The other issue is the time needed to form effective PCNs. They came against a backdrop of workload pressures, rising demand, growing regulatory burden and workforce shortages. With unprecedented speed, almost every practice in England had joined a network within six months of the policy announcement.

However, the time and effort required to join and participate in PCNs (meeting attendance and reading papers, communicating with colleagues) should not be underestimated. PCNs that emerged from existing collaborations between practices might have already invested the time and effort needed to build trust between member practices, but GPs in newly formed networks must address this important issue too. The additional discretionary time and effort required to make a PCN ‘motor’ – redesigning pathways, building relationships with clinicians in other services, recruiting, inducting and overseeing new workers – may seem overwhelming alongside the continued increase in demand for access and clinical care.

Each of the new service specifications requires time and resources for implementation, and the collaboration and high-trust relationships needed for this to be done successfully cannot be forced into existence.
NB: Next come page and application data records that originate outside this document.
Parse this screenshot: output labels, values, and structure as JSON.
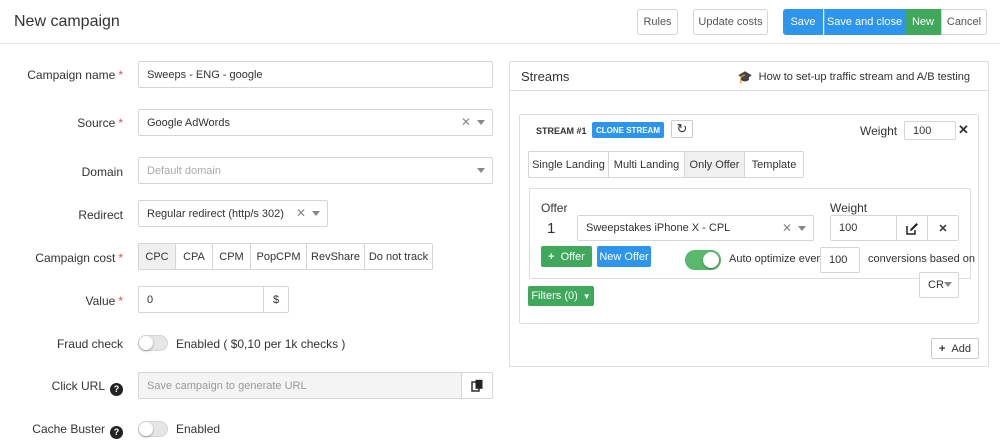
{
  "header": {
    "title": "New campaign",
    "buttons": {
      "rules": "Rules",
      "update_costs": "Update costs",
      "save": "Save",
      "save_and_close": "Save and close",
      "new": "New",
      "cancel": "Cancel"
    }
  },
  "form": {
    "campaign_name": {
      "label": "Campaign name",
      "value": "Sweeps - ENG - google"
    },
    "source": {
      "label": "Source",
      "value": "Google AdWords"
    },
    "domain": {
      "label": "Domain",
      "placeholder": "Default domain"
    },
    "redirect": {
      "label": "Redirect",
      "value": "Regular redirect (http/s 302)"
    },
    "campaign_cost": {
      "label": "Campaign cost",
      "options": [
        "CPC",
        "CPA",
        "CPM",
        "PopCPM",
        "RevShare",
        "Do not track"
      ],
      "selected": "CPC"
    },
    "value": {
      "label": "Value",
      "value": "0",
      "currency": "$"
    },
    "fraud_check": {
      "label": "Fraud check",
      "text": "Enabled ( $0,10 per 1k checks )",
      "enabled": false
    },
    "click_url": {
      "label": "Click URL",
      "placeholder": "Save campaign to generate URL"
    },
    "cache_buster": {
      "label": "Cache Buster",
      "text": "Enabled",
      "enabled": false
    },
    "required_mark": "*",
    "help_mark": "?"
  },
  "streams": {
    "title": "Streams",
    "howto_text": "How to set-up traffic stream and A/B testing",
    "stream": {
      "label": "STREAM #1",
      "clone_label": "CLONE STREAM",
      "weight_label": "Weight",
      "weight_value": "100",
      "tabs": [
        "Single Landing",
        "Multi Landing",
        "Only Offer",
        "Template"
      ],
      "active_tab": "Only Offer",
      "offer_label": "Offer",
      "offer_weight_label": "Weight",
      "offer_index": "1",
      "offer_value": "Sweepstakes iPhone X - CPL",
      "offer_weight_value": "100",
      "add_offer_label": "Offer",
      "new_offer_label": "New Offer",
      "auto_optimize_label": "Auto optimize every",
      "auto_optimize_value": "100",
      "conversions_label": "conversions based on",
      "cr_value": "CR",
      "filters_label": "Filters (0)",
      "auto_optimize_enabled": true
    },
    "add_label": "Add"
  },
  "colors": {
    "primary_blue": "#2d95ec",
    "success_green": "#3fa85a",
    "required_red": "#d9534f"
  }
}
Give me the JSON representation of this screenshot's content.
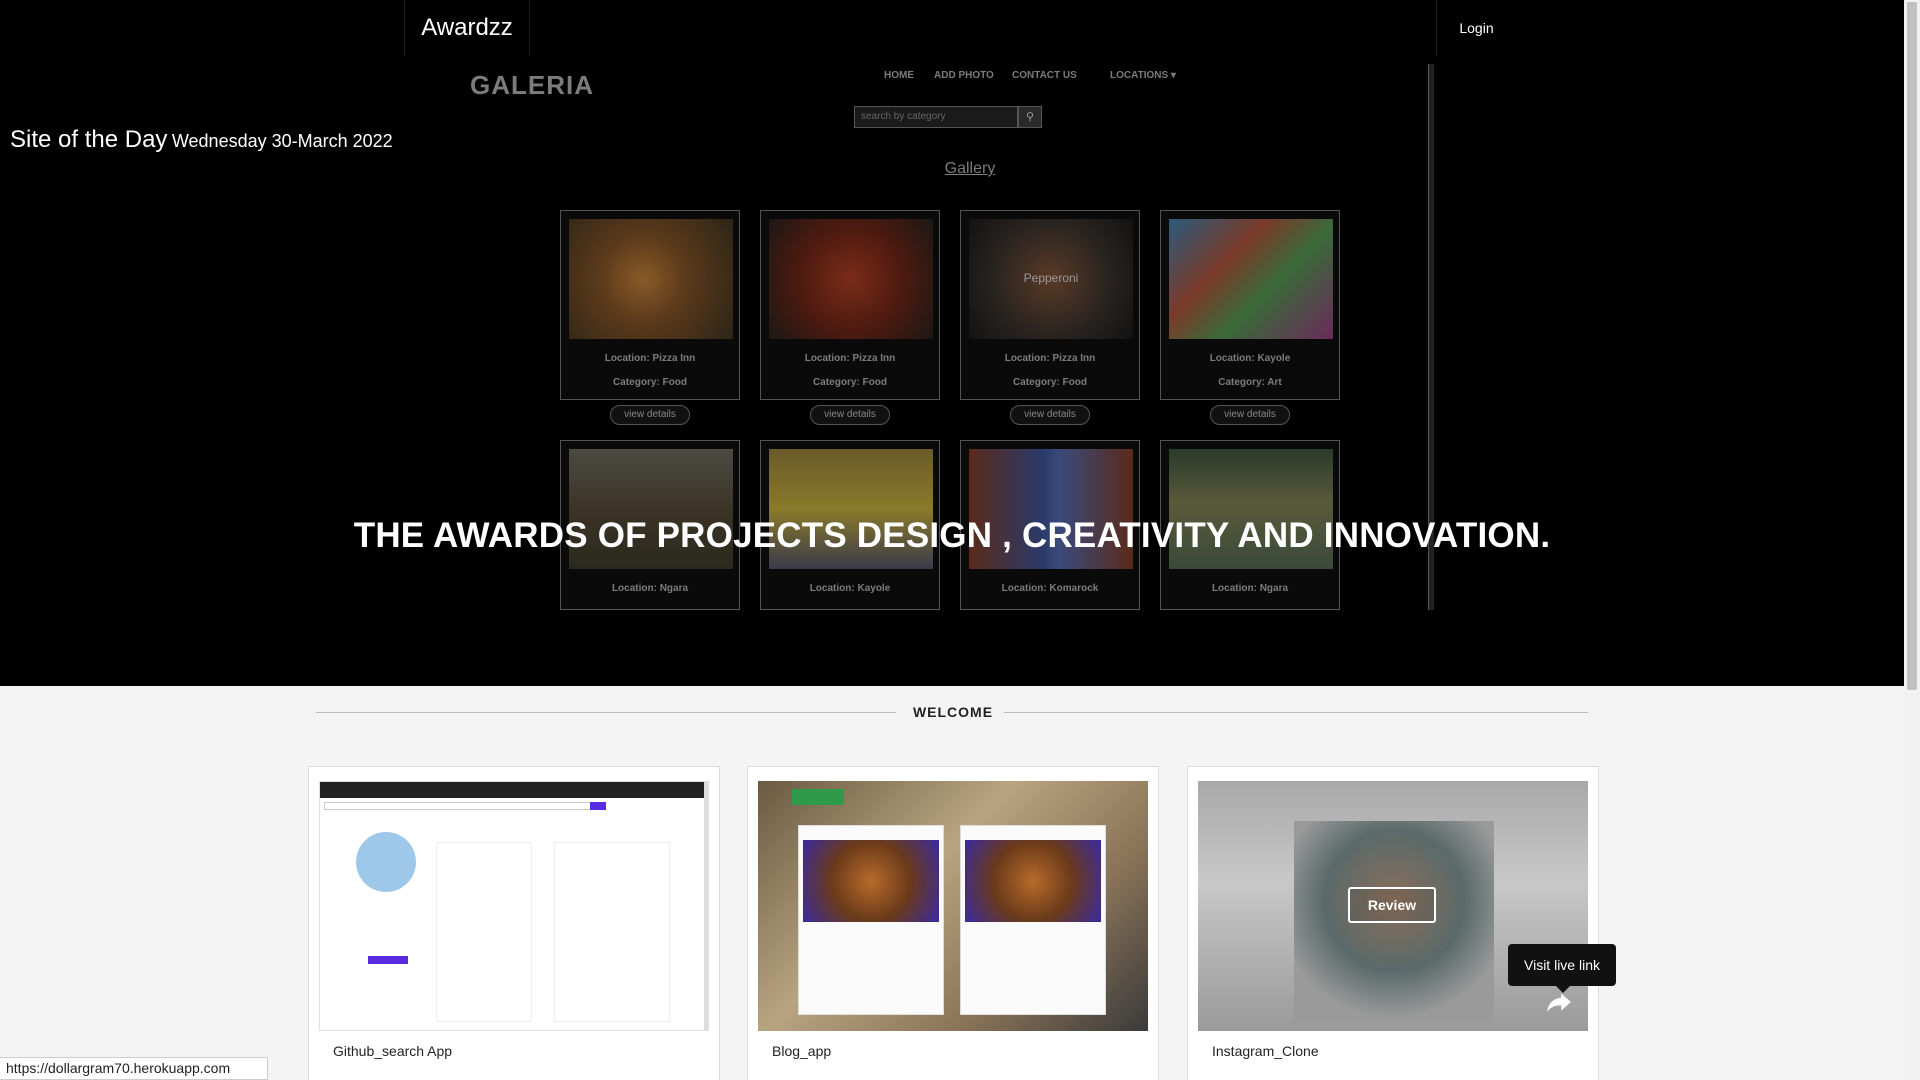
{
  "navbar": {
    "brand": "Awardzz",
    "login": "Login"
  },
  "hero": {
    "site_of_day": "Site of the Day",
    "date": "Wednesday 30-March 2022",
    "title": "THE AWARDS OF PROJECTS DESIGN , CREATIVITY AND INNOVATION."
  },
  "preview": {
    "logo": "GALERIA",
    "nav": [
      "HOME",
      "ADD PHOTO",
      "CONTACT US",
      "LOCATIONS ▾"
    ],
    "search_placeholder": "search by category",
    "heading": "Gallery",
    "cards": [
      {
        "location": "Location: Pizza Inn",
        "category": "Category: Food",
        "button": "view details"
      },
      {
        "location": "Location: Pizza Inn",
        "category": "Category: Food",
        "button": "view details"
      },
      {
        "location": "Location: Pizza Inn",
        "category": "Category: Food",
        "button": "view details",
        "overlay": "Pepperoni"
      },
      {
        "location": "Location: Kayole",
        "category": "Category: Art",
        "button": "view details"
      },
      {
        "location": "Location: Ngara"
      },
      {
        "location": "Location: Kayole"
      },
      {
        "location": "Location: Komarock"
      },
      {
        "location": "Location: Ngara"
      }
    ]
  },
  "welcome": {
    "label": "WELCOME"
  },
  "projects": [
    {
      "title": "Github_search App"
    },
    {
      "title": "Blog_app"
    },
    {
      "title": "Instagram_Clone",
      "review": "Review"
    }
  ],
  "tooltip": "Visit live link",
  "status_url": "https://dollargram70.herokuapp.com"
}
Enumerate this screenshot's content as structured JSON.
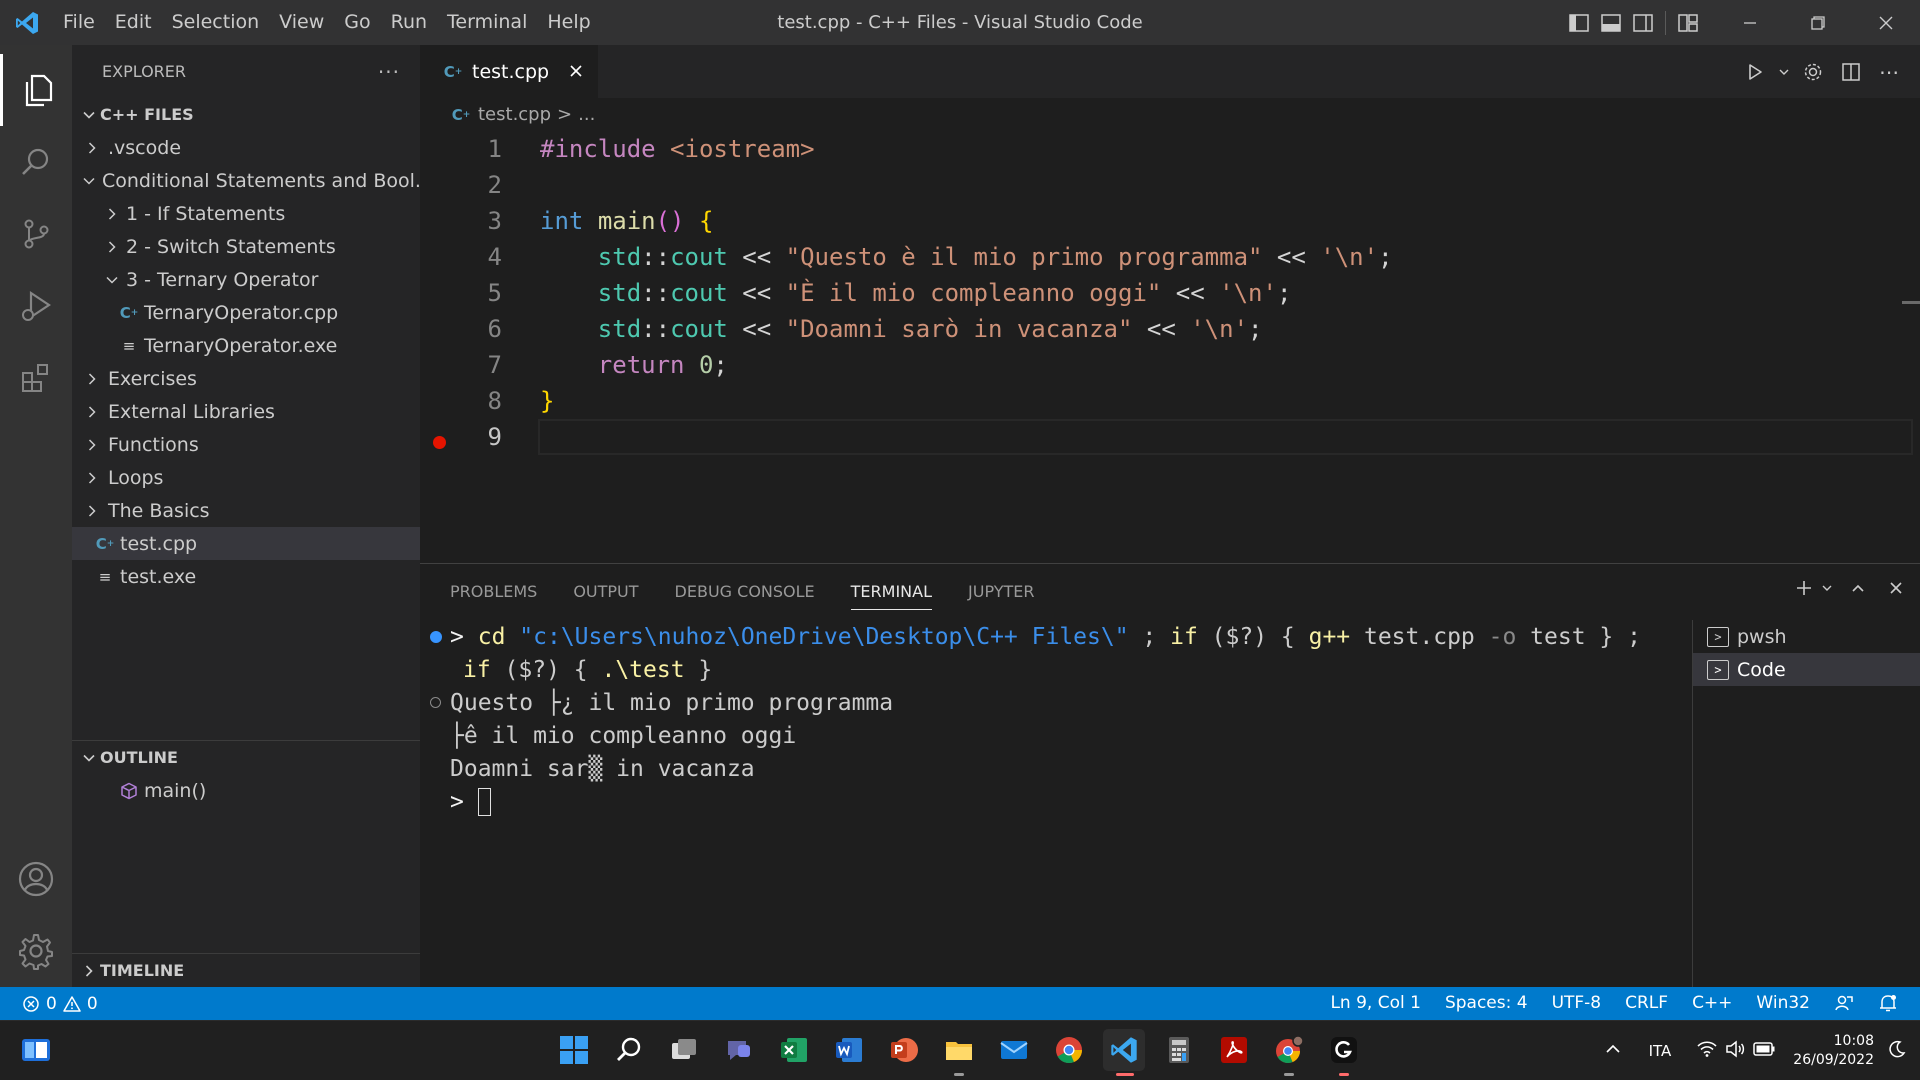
{
  "window": {
    "title": "test.cpp - C++ Files - Visual Studio Code",
    "menu": [
      "File",
      "Edit",
      "Selection",
      "View",
      "Go",
      "Run",
      "Terminal",
      "Help"
    ]
  },
  "activity_bar": [
    "explorer-icon",
    "search-icon",
    "source-control-icon",
    "run-debug-icon",
    "extensions-icon",
    "accounts-icon",
    "manage-gear-icon"
  ],
  "sidebar": {
    "header": "EXPLORER",
    "more": "···",
    "workspace": "C++ FILES",
    "items": [
      {
        "label": ".vscode"
      },
      {
        "label": "Conditional Statements and Bool..."
      },
      {
        "label": "1 - If Statements"
      },
      {
        "label": "2 - Switch Statements"
      },
      {
        "label": "3 - Ternary Operator"
      },
      {
        "label": "TernaryOperator.cpp"
      },
      {
        "label": "TernaryOperator.exe"
      },
      {
        "label": "Exercises"
      },
      {
        "label": "External Libraries"
      },
      {
        "label": "Functions"
      },
      {
        "label": "Loops"
      },
      {
        "label": "The Basics"
      },
      {
        "label": "test.cpp"
      },
      {
        "label": "test.exe"
      }
    ],
    "outline": {
      "header": "OUTLINE",
      "items": [
        "main()"
      ]
    },
    "timeline": {
      "header": "TIMELINE"
    }
  },
  "editor": {
    "tab": "test.cpp",
    "breadcrumb": [
      "test.cpp",
      ">",
      "..."
    ],
    "line_numbers": [
      "1",
      "2",
      "3",
      "4",
      "5",
      "6",
      "7",
      "8",
      "9"
    ],
    "lines": [
      [
        "#include",
        " ",
        "<iostream>"
      ],
      [],
      [
        "int",
        " ",
        "main",
        "()",
        " ",
        "{"
      ],
      [
        "    ",
        "std",
        "::",
        "cout",
        " << ",
        "\"Questo è il mio primo programma\"",
        " << ",
        "'\\n'",
        ";"
      ],
      [
        "    ",
        "std",
        "::",
        "cout",
        " << ",
        "\"È il mio compleanno oggi\"",
        " << ",
        "'\\n'",
        ";"
      ],
      [
        "    ",
        "std",
        "::",
        "cout",
        " << ",
        "\"Doamni sarò in vacanza\"",
        " << ",
        "'\\n'",
        ";"
      ],
      [
        "    ",
        "return",
        " ",
        "0",
        ";"
      ],
      [
        "}"
      ],
      []
    ],
    "breakpoint_line": "9"
  },
  "panel": {
    "tabs": [
      "PROBLEMS",
      "OUTPUT",
      "DEBUG CONSOLE",
      "TERMINAL",
      "JUPYTER"
    ],
    "active_tab": "TERMINAL",
    "terminal": {
      "cmd": {
        "prompt": ">",
        "cd": "cd",
        "path": "\"c:\\Users\\nuhoz\\OneDrive\\Desktop\\C++ Files\\\"",
        "sep1": " ; ",
        "if1": "if",
        "cond": " ($?) { ",
        "gpp": "g++",
        "args": " test.cpp ",
        "flag": "-o",
        "rest": " test } ;",
        "if2": "if",
        "cond2": " ($?) { ",
        "run": ".\\test",
        "end": " }"
      },
      "output": [
        "Questo ├¿ il mio primo programma",
        "├ê il mio compleanno oggi",
        "Doamni sar▒ in vacanza"
      ],
      "prompt2": ">"
    },
    "terminal_list": [
      "pwsh",
      "Code"
    ]
  },
  "status_bar": {
    "errors": "0",
    "warnings": "0",
    "position": "Ln 9, Col 1",
    "spaces": "Spaces: 4",
    "encoding": "UTF-8",
    "eol": "CRLF",
    "language": "C++",
    "platform": "Win32"
  },
  "taskbar": {
    "apps": [
      "windows-start-icon",
      "search-icon",
      "task-view-icon",
      "chat-icon",
      "excel-icon",
      "word-icon",
      "powerpoint-icon",
      "file-explorer-icon",
      "mail-icon",
      "chrome-icon",
      "vscode-icon",
      "calculator-icon",
      "acrobat-icon",
      "chrome-profile-icon",
      "logitech-icon"
    ],
    "language": "ITA",
    "time": "10:08",
    "date": "26/09/2022"
  },
  "colors": {
    "accent": "#007acc",
    "titlebar": "#323233",
    "sidebar": "#252526",
    "editor_bg": "#1e1e1e",
    "breakpoint": "#e51400"
  }
}
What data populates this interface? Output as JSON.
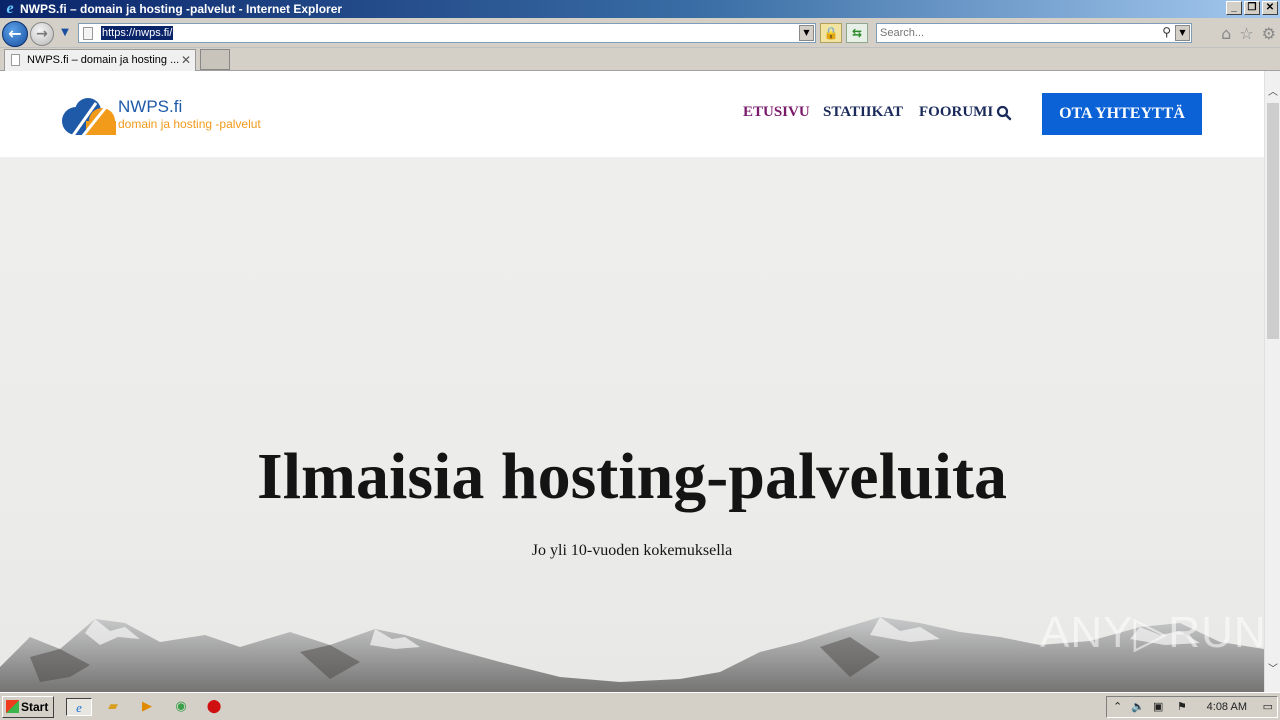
{
  "window": {
    "title": "NWPS.fi – domain ja hosting -palvelut - Internet Explorer",
    "minimize": "_",
    "restore": "❐",
    "close": "✕"
  },
  "navbar": {
    "url": "https://nwps.fi/",
    "search_placeholder": "Search..."
  },
  "tab": {
    "label": "NWPS.fi – domain ja hosting ...",
    "close": "✕"
  },
  "site": {
    "brand": "NWPS.fi",
    "tagline": "domain ja hosting -palvelut",
    "nav": [
      {
        "label": "ETUSIVU",
        "active": true
      },
      {
        "label": "STATIIKAT",
        "active": false
      },
      {
        "label": "FOORUMI",
        "active": false
      }
    ],
    "cta": "OTA YHTEYTTÄ",
    "hero_title": "Ilmaisia hosting-palveluita",
    "hero_subtitle": "Jo yli 10-vuoden kokemuksella",
    "watermark": "ANY▷RUN"
  },
  "colors": {
    "brand_blue": "#1f5aa8",
    "brand_orange": "#f29a1a",
    "cta_blue": "#0a62d6",
    "nav_active": "#7a1a6a",
    "nav_text": "#1a2a5a"
  },
  "taskbar": {
    "start": "Start",
    "clock": "4:08 AM"
  }
}
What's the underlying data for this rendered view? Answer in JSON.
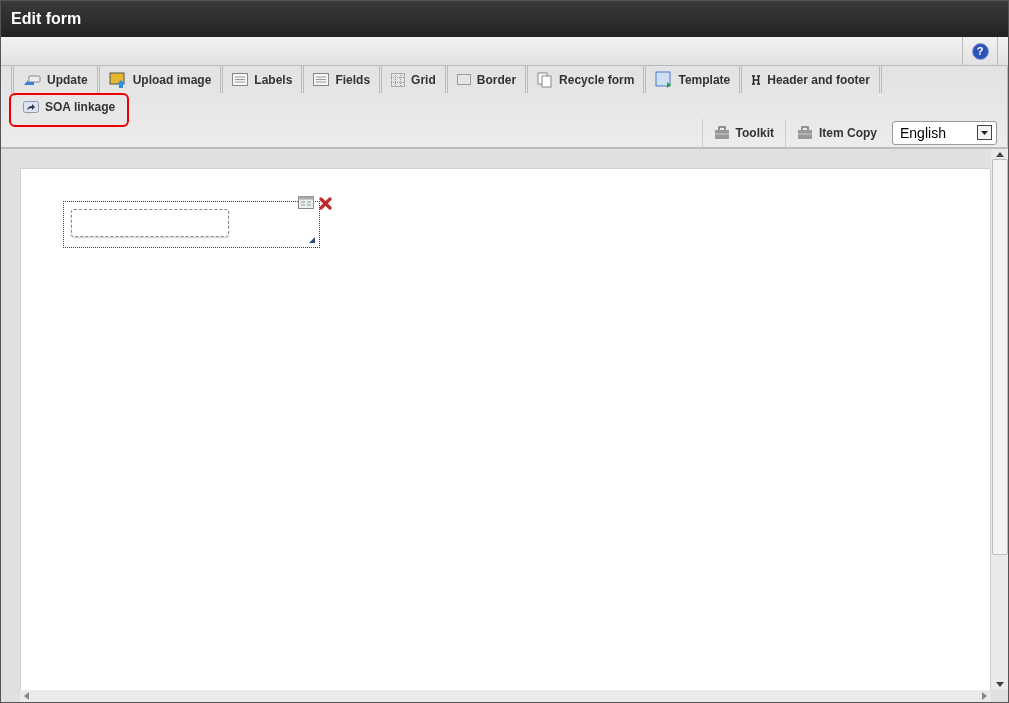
{
  "window": {
    "title": "Edit form"
  },
  "help": {
    "label": "?"
  },
  "toolbar": [
    {
      "label": "Update",
      "kind": "update",
      "highlighted": false
    },
    {
      "label": "Upload image",
      "kind": "image",
      "highlighted": false
    },
    {
      "label": "Labels",
      "kind": "list",
      "highlighted": false
    },
    {
      "label": "Fields",
      "kind": "list",
      "highlighted": false
    },
    {
      "label": "Grid",
      "kind": "grid",
      "highlighted": false
    },
    {
      "label": "Border",
      "kind": "border",
      "highlighted": false
    },
    {
      "label": "Recycle form",
      "kind": "pages",
      "highlighted": false
    },
    {
      "label": "Template",
      "kind": "template",
      "highlighted": false
    },
    {
      "label": "Header and footer",
      "kind": "header",
      "highlighted": false
    },
    {
      "label": "SOA linkage",
      "kind": "share",
      "highlighted": true
    }
  ],
  "tools": [
    {
      "label": "Toolkit"
    },
    {
      "label": "Item Copy"
    }
  ],
  "language": {
    "value": "English"
  }
}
So the timeline for delivering the new service specifications is critical. The consultation document includes reassurances from NHS England that it won’t expect too much, too quickly – only two specifications have to be implemented immediately. But many PCNs are still trying to implement this year’s specification and may lack the capacity to take on more.

Managing change

In responding to the consultation, NHS England will have to manage various tensions. Between the relative priorities of stabilising general practice and transforming the wider system. Between honest acknowledgement of the time needed to establish effective PCNs and their natural desire for system change at pace. Between the ambitions of the People Plan to ‘make the NHS the best place to work’ and acting on evidence that work pressure – which, in the short term at least, will be increased by forming PCNs and implementing new service specifications – causes burnout.

The additional funding promised to the NHS by the government will help to take the edge off pressures on the NHS. But STPs and ICSs across the country have developed ambitious plans for service transformation and financial recovery in which PCNs play a central role. Meanwhile the government will want to see concrete improvements in NHS performance and access to justify the investment. A perception that the NHS is unable to drive forward progress on delivering its own plan will not be viewed favourably within certain sections of the new government.

If NHS England ignores feedback it receives during the consultation and presses ahead with its current plans, many GPs have declared their intention of pulling out of enhanced services agreements – creating significant risks for wider system transformation plans. Responding to the feedback and changing the timeline and expectations of enhanced services is likely to slow the pace of system transformation, but may help to keep GPs engaged with the plans.

Difficult choices. But nobody thought that implementing the Long Term Plan would be easy.

Suggested citation

Rosen R (2020) “Crunch time for PCNs”, Nuffield Trust comment.